Immediately necessary treatment

Immediately necessary treatment is that which a patient needs:

This will always be provided irrespective of whether or not the patient has been informed or agreed to pay, charges. In addition, it will not be delayed or withheld to establish the patient's chargeable status or to seek payment.

All maternity services, including routine antenatal treatment, are treated as being immediately necessary. Clinicians and other Trust staff will be especially careful to inform pregnant patients that further maternity care will not be withheld, regardless of their ability to pay.

Urgent treatment

Urgent treatment is that which clinicians do not consider immediately necessary, but which cannot wait until the person returns home.

The Trust does make every effort to secure payment in the time before treatment is scheduled but if that proves unsuccessful the treatment will not be delayed or withheld for the purposes of securing payment, the patient will however be required to settle their bill during or after treatment.


If the Trust is satisfied that the patient is an overseas visitor then the Trust must charge the patient for the NHS services provided.

If there are any doubts over the validity of exemption for a patient the patient should also be charged for their treatment.

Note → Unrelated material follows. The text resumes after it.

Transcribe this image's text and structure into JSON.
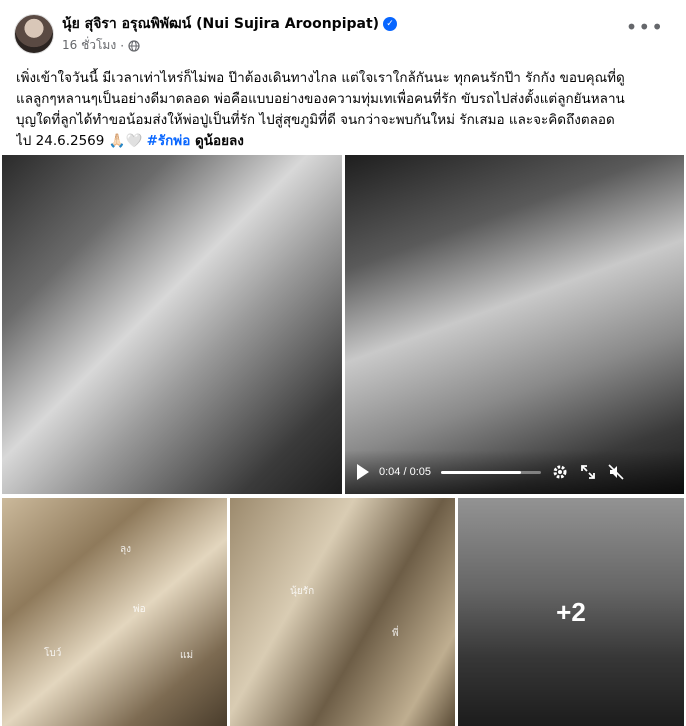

If the patient refuses to pay or states that they have no funds available to pay (this is treated as a refusal to pay) then a payment plan can be negotiated in order to settle the debt however this is at the discretion of the Trust.

It is not acceptable for an invoice not to be raised for treatment because it is believed or claimed that there is an inability to pay.

Overseas visitors with travel insurance will be required to pay for their treatment and then claim back from their insurer on their return home.

Treatment is not made free of charge by virtue of being provided on an immediately necessary or urgent basis, (including secondary care provided after being admitted through A&E). Charges applied cannot be waived; however, any patient undergoing "immediately necessary" treatment will be reassured that this will not be withheld or withdrawn in the event of the patient being unable to pay.

Tariff and payments

The Overseas Visitor Officers have access to the national / NCA tariff. Overseas visitors treated as emergencies will be charged National Tariff rates. Payments will be taken from overseas patients at the earliest opportunity.


Overseas visitors are not entitled to receive an NHS subsidised prescription therefore they must pay the same charge for a private prescription.

Deceased patients

Where a patient dies without making or completing a payment to the Trust the debt then becomes recoverable from the deceased's estate. An offer from relatives or another person to meet the debt can be accepted but this must not be actively pursued.

Recovery of income

Reasonable measures are taken to pursue overseas visitors' debt and international debt recovery agencies will be employed.

Patients should be aware that under immigration rules 320, 321, 321A and 322. a person with outstanding debts of over £500 for NHS treatment that are outstanding within three months of invoicing, may be denied a further immigration application to enter or remain in the UK.

In the absence of prompt, full settlement or a reasonable repayment schedule, non-clinical information relating to the debt is provided routinely to the Home Office and may be used by the Home Office to apply the above immigration rules. The information will remain active for the purpose of the above rules until the debt is settled and a record of the settled debt will also be retained, both subject to normal limitation periods.

In the event that a person may seek entry to the UK or make an advance immigration application after settling an NHS debt in the previous three months, they are advised to retain and carry evidence of payment for potential examination by Home Office officials.

Contact details

If you have any further questions, please contact the team via email or by calling 01442 365361 ext: 6361

Further information relating to Overseas Visitors can be found at the following websites: